Reviews that mention Paul Smoker

February 12, 2011

Lou Grassi Po Band

Live at the Knitting Factory Vol. 1 (with Marshall Allen)
Porter Records PRCD 4051

Nu Band

Live in Paris

NoBusiness Records NBCD 16

By Ken Waxman

Recorded almost exactly seven years apart, these high-class discs illuminate drummer Lou Grassi’s hard-hitting yet rhythmically sophisticated style in two advanced group contexts. At home with styles ranging from ragtime to free form, Grassi advances any project in tandem with other players, never drawing undue attention to himself.

A welcome document involving the drummer’s long-constituted – since 1995 – Po Band, Live at the Knitting Factory features flutist/saxophonist Marshall Allen, linchpin of the Sun Ra Arkestra, guesting with the 2000 version of the group. Besides Grassi, trumpeter Paul Smoker, trombonist Steve Swell and clarinettist Perry Robinson are featured along with the late bassist Wilber Morris. That same year, Grassi hooked up with three other mature players to form the Nu Band. Live in Paris, recorded in 2007, demonstrates the close cooperation which has allowed it to flourish. Although each Nu Band member is a leader in his own right – as are Po Band’s participants – the CD’s extended tracks demonstrate the group’s collegial if not musical harmony. Mercurial reedist Mark Whitecage and fiery brass man Roy Campbell have an ideal setting for their contrapuntal connections, while the drummer and solid bassist Joe Fonda – who plays in as many bands as Grassi – not only keep the music on an even keel, but solos impressively. MORE

July 26, 2004


CIMP #300

Home Speaks to the Wandering
Innova 593

By looking sideways for inspiration to sounds that encompass the brass band tradition, intricate African rhythms, plus hearty helpings of modern jazz and pure improv, two youngish bands have come up with noteworthy CDs that reconfirm eclecticism.

Stacked up next to one another though, JALOLU may have a slight edge over HOME SPEAKS TO THE WANDERING. That’s only because the Gambian and Ghanaian inspirations of drummer Harris Eisenstadt are less familiar than the outcome of many Dead Cat Bounce (DCB) compositions, whose voicings draw on sources like Charles Mingus and the World Saxophone Quartet (WSQ). MORE

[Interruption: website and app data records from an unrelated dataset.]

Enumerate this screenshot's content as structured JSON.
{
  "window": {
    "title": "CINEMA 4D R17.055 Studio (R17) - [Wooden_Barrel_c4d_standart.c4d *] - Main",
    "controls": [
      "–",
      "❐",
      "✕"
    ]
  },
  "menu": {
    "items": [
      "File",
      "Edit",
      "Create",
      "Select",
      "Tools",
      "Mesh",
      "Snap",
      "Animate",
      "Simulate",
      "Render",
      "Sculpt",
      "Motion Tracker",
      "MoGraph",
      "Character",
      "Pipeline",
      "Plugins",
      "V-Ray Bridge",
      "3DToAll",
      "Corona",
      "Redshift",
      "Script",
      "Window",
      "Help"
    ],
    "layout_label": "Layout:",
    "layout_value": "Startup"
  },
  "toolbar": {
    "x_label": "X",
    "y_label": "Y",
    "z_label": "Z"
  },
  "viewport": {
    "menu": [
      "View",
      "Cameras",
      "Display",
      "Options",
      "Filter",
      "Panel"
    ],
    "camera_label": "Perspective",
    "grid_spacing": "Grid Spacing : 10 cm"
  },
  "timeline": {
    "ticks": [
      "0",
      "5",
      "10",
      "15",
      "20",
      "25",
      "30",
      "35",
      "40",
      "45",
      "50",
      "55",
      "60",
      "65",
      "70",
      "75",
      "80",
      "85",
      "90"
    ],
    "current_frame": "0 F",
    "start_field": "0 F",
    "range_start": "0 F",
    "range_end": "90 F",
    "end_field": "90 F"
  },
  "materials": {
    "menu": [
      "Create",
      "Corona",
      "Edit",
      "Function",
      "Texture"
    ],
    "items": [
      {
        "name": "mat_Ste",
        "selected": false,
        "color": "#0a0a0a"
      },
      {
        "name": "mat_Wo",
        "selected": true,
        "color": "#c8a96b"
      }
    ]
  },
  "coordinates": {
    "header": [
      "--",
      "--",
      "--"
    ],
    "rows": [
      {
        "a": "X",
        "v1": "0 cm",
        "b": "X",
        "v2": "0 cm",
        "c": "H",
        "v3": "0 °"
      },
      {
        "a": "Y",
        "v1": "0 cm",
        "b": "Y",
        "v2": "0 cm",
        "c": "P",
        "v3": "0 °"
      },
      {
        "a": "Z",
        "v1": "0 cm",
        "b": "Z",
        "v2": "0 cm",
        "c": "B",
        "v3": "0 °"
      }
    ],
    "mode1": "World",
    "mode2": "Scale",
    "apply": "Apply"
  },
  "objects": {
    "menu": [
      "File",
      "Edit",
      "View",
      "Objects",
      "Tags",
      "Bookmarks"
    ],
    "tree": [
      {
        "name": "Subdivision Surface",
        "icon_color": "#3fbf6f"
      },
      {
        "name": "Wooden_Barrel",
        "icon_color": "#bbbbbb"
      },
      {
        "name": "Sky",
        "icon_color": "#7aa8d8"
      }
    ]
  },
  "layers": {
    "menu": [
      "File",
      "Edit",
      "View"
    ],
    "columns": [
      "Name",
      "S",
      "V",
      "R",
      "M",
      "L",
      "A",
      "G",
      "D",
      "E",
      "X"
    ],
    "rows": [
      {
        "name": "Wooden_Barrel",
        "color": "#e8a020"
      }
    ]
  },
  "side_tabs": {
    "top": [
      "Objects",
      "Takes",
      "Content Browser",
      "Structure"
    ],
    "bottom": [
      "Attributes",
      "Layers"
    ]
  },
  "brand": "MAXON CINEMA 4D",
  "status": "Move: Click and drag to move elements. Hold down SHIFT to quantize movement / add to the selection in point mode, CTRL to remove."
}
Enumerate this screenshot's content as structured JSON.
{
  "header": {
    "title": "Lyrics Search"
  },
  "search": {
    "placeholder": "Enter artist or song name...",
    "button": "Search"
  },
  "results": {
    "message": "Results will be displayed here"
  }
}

February 16, 2004


Duocity in Brass & Wood
Cadence Jazz Records CJR 1155/56

Rules of Engagement, Vol. 1
Drimala Records DR 03-347-03

Duo improvisations featuring a double bass and a horn are some of the hardest performances to realize. The challenge is compounded if the non-bass-playing partner only has a trumpet’s three valves and his embouchure with which to create. Thus Rochester, N.Y.-based trumpeter Paul Smoker should be complimented for sheer audacity. His double CD session of live, more than 60-minute duets with either Dominic Duval or Ed Schuller shows what can happen when two accomplished musicians strip down to the essentials and go at it with no preconceived notions. MORE

May 5, 2003


Extended Family
Tapestry 76004-2

Playscape PSR #JJ111601

Knowing you limitations and working within them can sometimes be a preferable method of creativity than letting your reach exceed your grasp. At least that’s what becomes clear listening to these two quartet discs, led by fine, but under-celebrated tenor saxophonists.

Denver-based Fred Hess, coordinator of jazz studies at Metropolitan Sate College, is the epitome of the journeyman reedman. Initially influenced by Lester Young, he modesty lists his “current saxophone heroes” as Joe Lovano, Rick Margitza, Bob Berg, Michael Brecker and the much younger Chris Potter. His background, which includes the formation of the Boulder Creative Music Ensemble with trumpeter Ron Miles, as well as work with everyone from ex-Cream drummer Ginger Baker, mainstream bassist Ray Brown and avant trumpeter Wadada Leo Smith, is easily the equivalent of those reedists. Plus his talents on tenor saxophone are equal if not superior to some of his “heroes”. MORE

January 2, 2003


9 Winds NWCD0263

Go Figure
9 Winds NWCD0231

Brass and strings figure prominently in these two discs recorded by experimenting musicians who fight the good fight for improv in cities like Chicago and Seattle, which move in and out of the jazz spotlight.

Yet sometimes it takes more than good intentions, good ideas and good technique to produce sessions that will resonate outside of a particular social and geographical area. Perhaps that’s why trumpeter Jim Knodle’s session ends up being disappointing while drummer Damon Short’s lives up to its promise MORE